Art in Vouge

2 May 2012 | Petru Russu

The Desire to See: The Paintings of Rotem Reshef

Extract from text by Joshua Simon

 

The color in Rotem Reshef’s paintings changes one from a viewer to a seer. From one who relates to an object or an image, the viewer in front of her works becomes a seer; Colors, shapes, sizes, and light appear in front of her.

Reshef brings nature into her paintings. The figuration at which she hints (hair, particles, cells, molecules, thorns) brings the cosmic and molecular nature into the abstract. Be it the enlarged microscopic image where color cells sail and meet or the suggestive landscape, where among the stains and shapes a foliage, a tree trunk,and branches can be discerned; or the telescopic image suggested, where the stains receive a cosmic haze - the shapes in the painting have meaning as content. Reshef's works widen the sight beyond the viewing techniques of photography, telescopes and microscopes. They suggest something that is beyond our familiarity with the world. By doing this they expand our sight.

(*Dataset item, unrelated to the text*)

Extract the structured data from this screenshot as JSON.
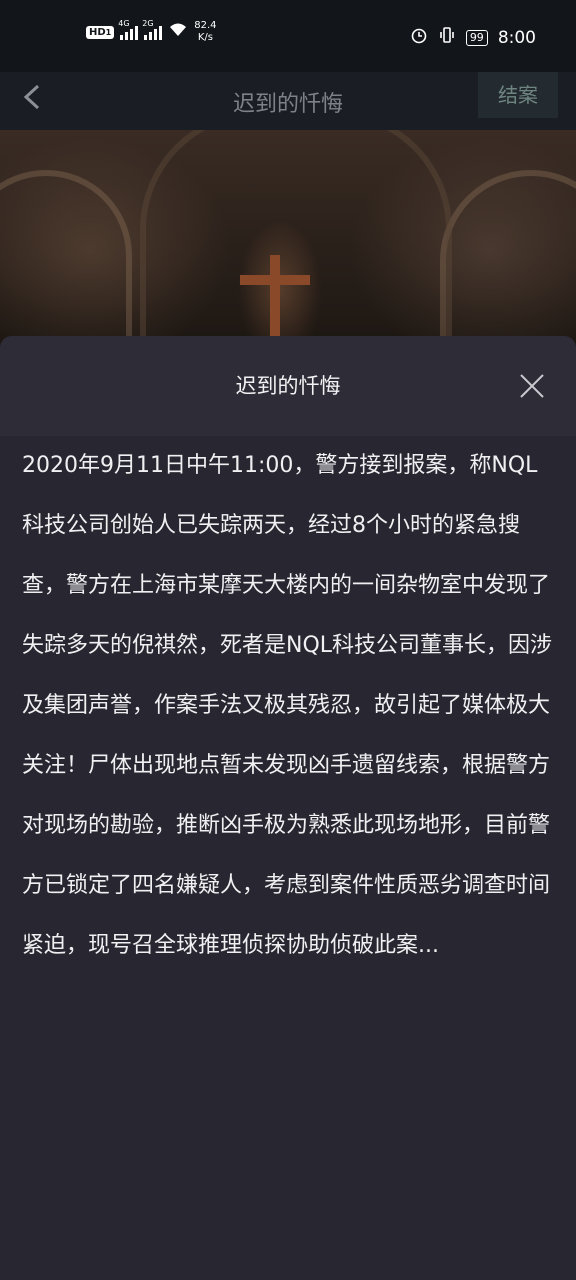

The painting holds within it the twofold nature of something between spontaneity and master plan. The technique Reshef created and refined constantly alters the painting. The merging of colors and the fluid texture of the canvas; the different levels of absorption and expansion of paint, assimilation and blending of color; the filled spaces and the voids left exposed - all take part in creating the final piece. Thus, when exhibited, the painting is present as a constant event. Reshef's painting is a document, an action, an event and a narrative. It documents an occurrence that happened around it and upon it in the artist's studio, and it exists as a constant event of seeing. But the tension between the temporary and permanent in Reshef's painting is not only part of the history of its working process, but is a part of their performance in space.

The colors and forms created by the blind dazzling that occurs when staring at the sun with eyes shut constitute a gaze into the light and into the skin and subsequently into abstraction and into the body. In the still dark of the eye, the affect of the glittering light dims the relations between interior and exterior, and between abstraction and figuration. Reshef's paintings are all sight and a desire to see. They were born in the bright blindness of staring directly at the sun with eyes shut. The drama that takes place in this stillness; the attempt of the eye within the eye to follow the spots of light within the darkness is carried on in Reshef's Paintings.

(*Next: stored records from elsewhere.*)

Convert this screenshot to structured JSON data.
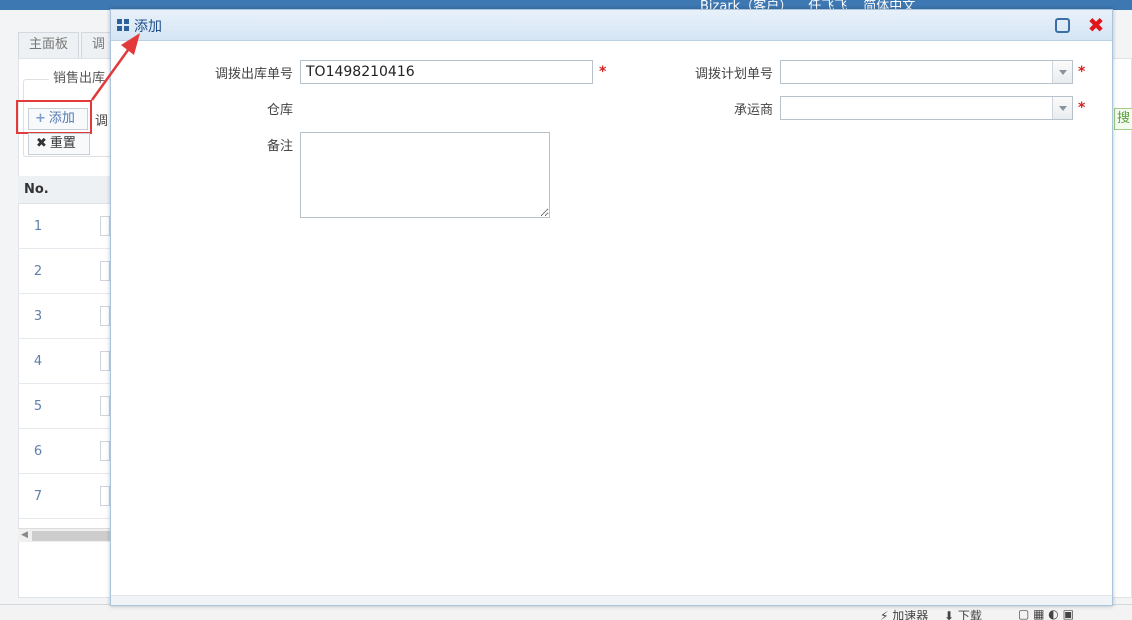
{
  "topbar": {
    "user_company": "Bizark（客户）",
    "user_name": "任飞飞",
    "language": "简体中文"
  },
  "background": {
    "tabs": [
      {
        "label": "主面板"
      },
      {
        "label": "调"
      }
    ],
    "fieldset_legend": "销售出库",
    "add_button": "添加",
    "reset_button": "重置",
    "partial_label": "调",
    "search_button": "搜",
    "grid": {
      "header_no": "No.",
      "rows": [
        "1",
        "2",
        "3",
        "4",
        "5",
        "6",
        "7"
      ]
    }
  },
  "modal": {
    "title": "添加",
    "fields": {
      "transfer_out_no": {
        "label": "调拨出库单号",
        "value": "TO1498210416",
        "required": "*"
      },
      "transfer_plan_no": {
        "label": "调拨计划单号",
        "value": "",
        "required": "*"
      },
      "warehouse": {
        "label": "仓库"
      },
      "carrier": {
        "label": "承运商",
        "value": "",
        "required": "*"
      },
      "remark": {
        "label": "备注",
        "value": ""
      }
    }
  },
  "statusbar": {
    "accelerator": "加速器",
    "download": "下载"
  },
  "colors": {
    "accent": "#3e78b3",
    "highlight": "#e23a3a",
    "required": "#d42020",
    "close": "#e0161b"
  }
}
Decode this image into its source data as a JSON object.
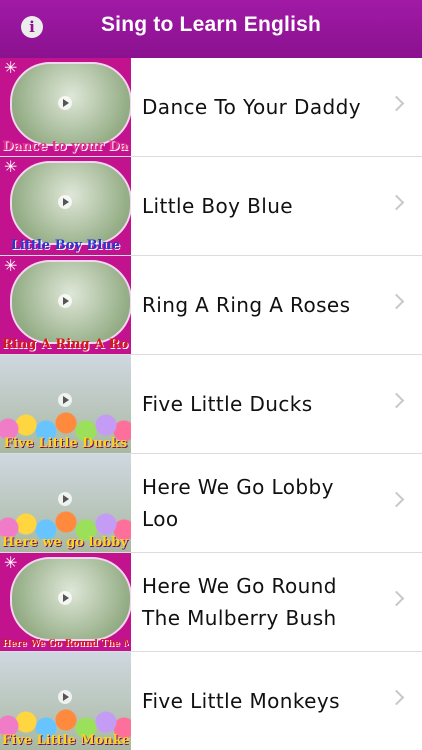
{
  "navbar": {
    "title": "Sing to Learn English",
    "info_label": "i"
  },
  "songs": [
    {
      "title": "Dance To Your Daddy",
      "thumb_caption": "Dance to your Daddy",
      "thumb_icon": "sparkle-icon"
    },
    {
      "title": "Little Boy Blue",
      "thumb_caption": "Little Boy Blue",
      "thumb_icon": "sparkle-icon"
    },
    {
      "title": "Ring A Ring A Roses",
      "thumb_caption": "Ring A Ring A Roses",
      "thumb_icon": "sparkle-icon"
    },
    {
      "title": "Five Little Ducks",
      "thumb_caption": "Five Little Ducks"
    },
    {
      "title": "Here We Go Lobby Loo",
      "thumb_caption": "Here we go lobby loo"
    },
    {
      "title": "Here We Go Round The Mulberry Bush",
      "thumb_caption": "Here We Go Round The Mulberry Bush",
      "thumb_icon": "sparkle-icon"
    },
    {
      "title": "Five Little Monkeys",
      "thumb_caption": "Five Little Monkeys"
    }
  ],
  "colors": {
    "navbar": "#8a118f",
    "thumb_frame": "#c2128d",
    "separator": "#dcdcdc",
    "chevron": "#c7c7cc"
  }
}
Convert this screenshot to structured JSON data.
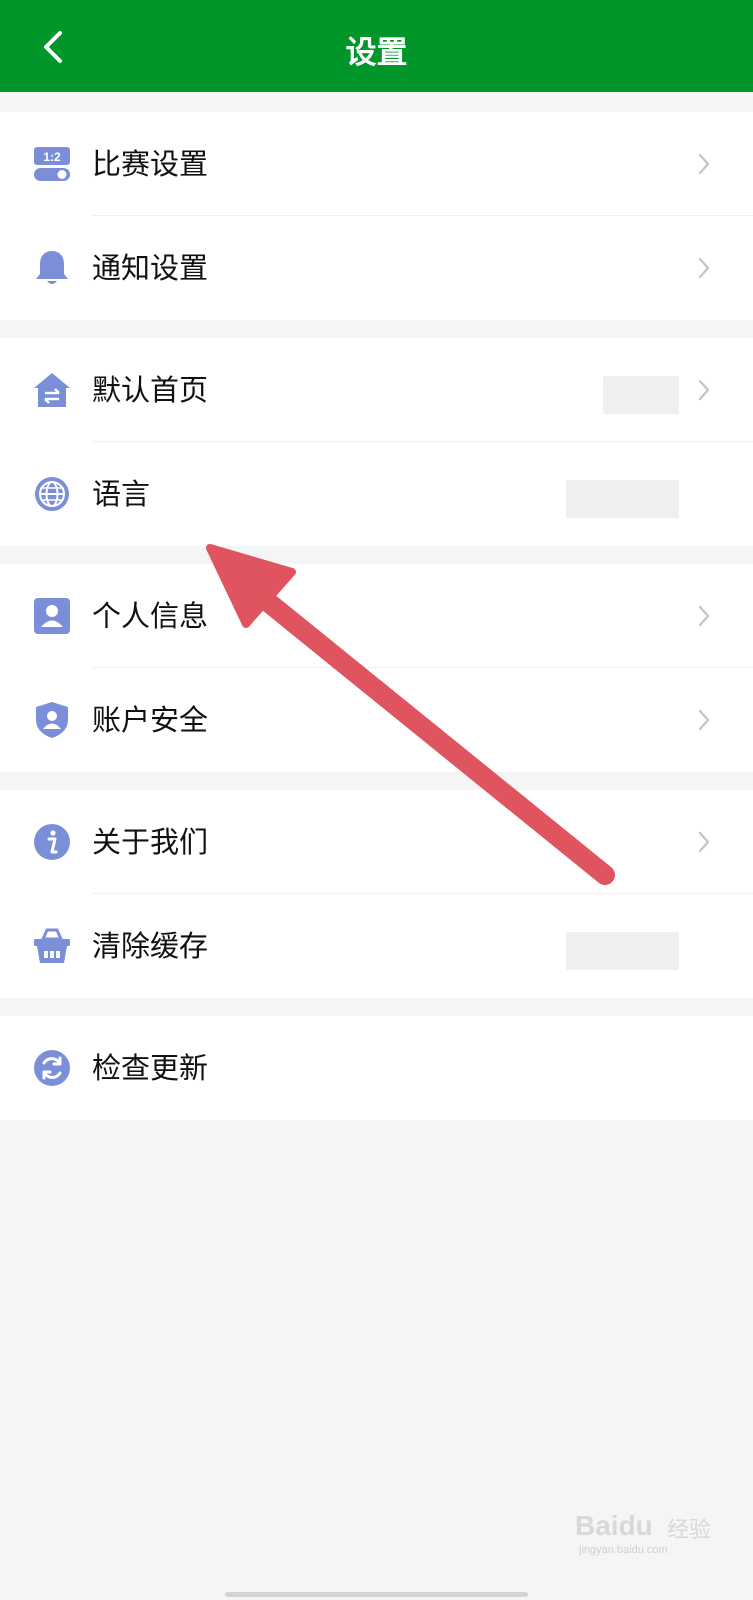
{
  "header": {
    "title": "设置",
    "back_icon": "chevron-left-icon"
  },
  "groups": [
    {
      "items": [
        {
          "label": "比赛设置",
          "icon": "match-score-toggle-icon",
          "has_chevron": true
        },
        {
          "label": "通知设置",
          "icon": "bell-icon",
          "has_chevron": true
        }
      ]
    },
    {
      "items": [
        {
          "label": "默认首页",
          "icon": "home-switch-icon",
          "has_chevron": true,
          "value": "(blurred)"
        },
        {
          "label": "语言",
          "icon": "globe-icon",
          "has_chevron": false,
          "value": "(blurred)"
        }
      ]
    },
    {
      "items": [
        {
          "label": "个人信息",
          "icon": "user-card-icon",
          "has_chevron": true
        },
        {
          "label": "账户安全",
          "icon": "shield-user-icon",
          "has_chevron": true
        }
      ]
    },
    {
      "items": [
        {
          "label": "关于我们",
          "icon": "info-icon",
          "has_chevron": true
        },
        {
          "label": "清除缓存",
          "icon": "basket-icon",
          "has_chevron": false,
          "value": "(blurred)"
        }
      ]
    },
    {
      "items": [
        {
          "label": "检查更新",
          "icon": "refresh-icon",
          "has_chevron": false
        }
      ]
    }
  ],
  "match_icon_text": "1:2",
  "watermark": {
    "brand": "Bai",
    "brand_suffix": "du",
    "brand_cn": "经验",
    "url": "jingyan.baidu.com"
  },
  "colors": {
    "header": "#00962a",
    "icon": "#7b8fd9",
    "annotation_arrow": "#e0545f",
    "background": "#f5f5f5"
  }
}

The pivot of Reshef's painting is light and color. Both alter and lead the eye to different places and both are there inside it. Reshef's abstraction fixes the viewer as the one to link the elements, the one to follow the light of the image. At the core of Reshef's work is the desire to see. It links color, which is the basis for form in her paintings, with light, which is the basis for seeing.